» **Entries shown**:
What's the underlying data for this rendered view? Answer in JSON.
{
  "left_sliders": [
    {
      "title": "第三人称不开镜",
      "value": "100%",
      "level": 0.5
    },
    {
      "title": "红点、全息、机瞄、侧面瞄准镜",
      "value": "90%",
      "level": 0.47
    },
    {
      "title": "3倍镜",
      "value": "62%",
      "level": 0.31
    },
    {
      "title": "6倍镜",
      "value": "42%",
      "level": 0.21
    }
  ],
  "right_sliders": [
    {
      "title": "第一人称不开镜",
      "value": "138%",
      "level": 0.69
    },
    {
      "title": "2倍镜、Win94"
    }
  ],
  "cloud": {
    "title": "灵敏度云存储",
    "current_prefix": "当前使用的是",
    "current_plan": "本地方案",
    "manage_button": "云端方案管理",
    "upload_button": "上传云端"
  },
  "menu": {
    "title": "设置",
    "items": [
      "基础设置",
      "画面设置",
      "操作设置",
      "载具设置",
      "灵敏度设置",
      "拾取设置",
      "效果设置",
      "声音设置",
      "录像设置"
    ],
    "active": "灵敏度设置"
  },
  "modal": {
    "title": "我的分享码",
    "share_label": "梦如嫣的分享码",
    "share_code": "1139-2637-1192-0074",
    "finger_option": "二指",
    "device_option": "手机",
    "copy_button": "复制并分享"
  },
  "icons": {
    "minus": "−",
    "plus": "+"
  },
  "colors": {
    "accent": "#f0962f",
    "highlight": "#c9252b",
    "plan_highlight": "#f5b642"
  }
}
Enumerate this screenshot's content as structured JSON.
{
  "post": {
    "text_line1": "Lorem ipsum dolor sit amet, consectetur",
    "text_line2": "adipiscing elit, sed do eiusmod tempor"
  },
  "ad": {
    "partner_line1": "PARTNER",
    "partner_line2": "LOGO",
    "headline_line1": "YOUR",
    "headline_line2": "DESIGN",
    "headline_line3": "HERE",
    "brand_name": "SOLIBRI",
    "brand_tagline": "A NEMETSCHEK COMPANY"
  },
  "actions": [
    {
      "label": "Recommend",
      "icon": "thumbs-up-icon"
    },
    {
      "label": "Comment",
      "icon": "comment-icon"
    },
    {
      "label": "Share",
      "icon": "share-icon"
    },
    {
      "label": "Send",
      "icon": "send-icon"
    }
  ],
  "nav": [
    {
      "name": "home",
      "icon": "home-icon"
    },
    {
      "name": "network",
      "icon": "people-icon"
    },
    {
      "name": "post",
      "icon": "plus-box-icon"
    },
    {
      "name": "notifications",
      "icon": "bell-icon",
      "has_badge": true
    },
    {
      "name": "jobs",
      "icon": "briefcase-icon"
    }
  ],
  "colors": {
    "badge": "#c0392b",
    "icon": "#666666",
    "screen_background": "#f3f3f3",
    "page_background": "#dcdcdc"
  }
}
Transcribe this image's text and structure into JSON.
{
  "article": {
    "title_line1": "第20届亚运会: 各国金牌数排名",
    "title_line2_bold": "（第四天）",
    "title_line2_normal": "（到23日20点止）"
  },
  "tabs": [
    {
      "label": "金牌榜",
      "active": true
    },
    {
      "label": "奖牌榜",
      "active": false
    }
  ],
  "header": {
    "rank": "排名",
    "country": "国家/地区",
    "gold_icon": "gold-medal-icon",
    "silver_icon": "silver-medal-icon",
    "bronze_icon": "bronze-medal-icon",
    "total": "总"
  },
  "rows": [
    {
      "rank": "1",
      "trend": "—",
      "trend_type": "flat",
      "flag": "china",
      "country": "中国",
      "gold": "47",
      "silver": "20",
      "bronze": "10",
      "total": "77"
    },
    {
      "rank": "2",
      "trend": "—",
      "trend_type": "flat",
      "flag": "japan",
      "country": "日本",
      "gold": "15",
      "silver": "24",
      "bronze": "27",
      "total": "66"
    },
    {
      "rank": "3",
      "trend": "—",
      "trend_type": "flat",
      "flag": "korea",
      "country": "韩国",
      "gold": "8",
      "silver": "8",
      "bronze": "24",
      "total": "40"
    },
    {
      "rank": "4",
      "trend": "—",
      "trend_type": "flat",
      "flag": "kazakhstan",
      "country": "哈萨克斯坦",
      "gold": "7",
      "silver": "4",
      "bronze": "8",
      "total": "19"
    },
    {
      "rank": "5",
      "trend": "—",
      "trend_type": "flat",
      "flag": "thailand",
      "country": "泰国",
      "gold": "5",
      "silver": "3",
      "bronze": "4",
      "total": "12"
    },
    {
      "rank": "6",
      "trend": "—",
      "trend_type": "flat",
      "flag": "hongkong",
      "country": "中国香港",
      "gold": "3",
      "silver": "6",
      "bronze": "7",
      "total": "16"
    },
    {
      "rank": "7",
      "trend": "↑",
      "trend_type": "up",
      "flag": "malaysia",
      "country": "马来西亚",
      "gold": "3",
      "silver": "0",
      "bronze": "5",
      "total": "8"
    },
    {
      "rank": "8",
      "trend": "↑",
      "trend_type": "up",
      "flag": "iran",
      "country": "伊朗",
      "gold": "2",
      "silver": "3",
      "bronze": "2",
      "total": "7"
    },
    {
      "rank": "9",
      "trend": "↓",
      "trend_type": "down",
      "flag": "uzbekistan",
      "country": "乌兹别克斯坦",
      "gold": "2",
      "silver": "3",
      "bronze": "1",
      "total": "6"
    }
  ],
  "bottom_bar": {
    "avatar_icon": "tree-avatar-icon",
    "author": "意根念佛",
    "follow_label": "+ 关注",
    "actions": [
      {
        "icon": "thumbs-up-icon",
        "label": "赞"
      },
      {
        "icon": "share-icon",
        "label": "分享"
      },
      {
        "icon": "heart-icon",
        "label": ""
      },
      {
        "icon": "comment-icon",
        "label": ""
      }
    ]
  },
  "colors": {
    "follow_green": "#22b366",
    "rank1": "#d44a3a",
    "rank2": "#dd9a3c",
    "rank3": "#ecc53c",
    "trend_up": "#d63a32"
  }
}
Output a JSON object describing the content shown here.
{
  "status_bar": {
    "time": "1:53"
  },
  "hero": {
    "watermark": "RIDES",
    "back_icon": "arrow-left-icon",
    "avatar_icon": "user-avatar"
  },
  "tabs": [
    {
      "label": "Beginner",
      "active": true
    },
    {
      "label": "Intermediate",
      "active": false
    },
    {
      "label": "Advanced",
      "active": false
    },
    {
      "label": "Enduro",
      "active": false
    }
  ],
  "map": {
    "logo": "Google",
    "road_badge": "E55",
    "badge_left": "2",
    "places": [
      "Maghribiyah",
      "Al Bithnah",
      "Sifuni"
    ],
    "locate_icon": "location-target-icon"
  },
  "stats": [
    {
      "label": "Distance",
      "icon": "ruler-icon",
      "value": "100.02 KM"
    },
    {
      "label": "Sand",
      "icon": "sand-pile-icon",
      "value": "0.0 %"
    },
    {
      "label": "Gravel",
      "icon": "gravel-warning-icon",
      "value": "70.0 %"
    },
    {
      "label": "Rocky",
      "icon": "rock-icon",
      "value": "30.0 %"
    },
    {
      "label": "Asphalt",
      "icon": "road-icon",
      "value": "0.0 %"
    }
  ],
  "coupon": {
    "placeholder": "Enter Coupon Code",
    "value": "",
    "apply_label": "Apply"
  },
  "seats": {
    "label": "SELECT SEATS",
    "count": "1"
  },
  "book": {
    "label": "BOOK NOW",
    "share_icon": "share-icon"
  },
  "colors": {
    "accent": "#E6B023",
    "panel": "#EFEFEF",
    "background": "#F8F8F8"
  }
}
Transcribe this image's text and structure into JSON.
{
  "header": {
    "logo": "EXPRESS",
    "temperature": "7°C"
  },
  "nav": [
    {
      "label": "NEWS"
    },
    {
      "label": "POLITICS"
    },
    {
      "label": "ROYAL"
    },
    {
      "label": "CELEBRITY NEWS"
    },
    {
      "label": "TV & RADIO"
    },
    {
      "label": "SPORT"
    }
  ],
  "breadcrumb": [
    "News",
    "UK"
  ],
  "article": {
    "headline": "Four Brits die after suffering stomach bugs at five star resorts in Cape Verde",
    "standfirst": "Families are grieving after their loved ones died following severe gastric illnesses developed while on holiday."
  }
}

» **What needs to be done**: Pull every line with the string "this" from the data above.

» **Response below**:
What's the underlying data for this rendered view? Answer in JSON.
Enumerate this screenshot's content as structured JSON.
Transcribe this image's text and structure into JSON.
Transcribe this image's text and structure into JSON.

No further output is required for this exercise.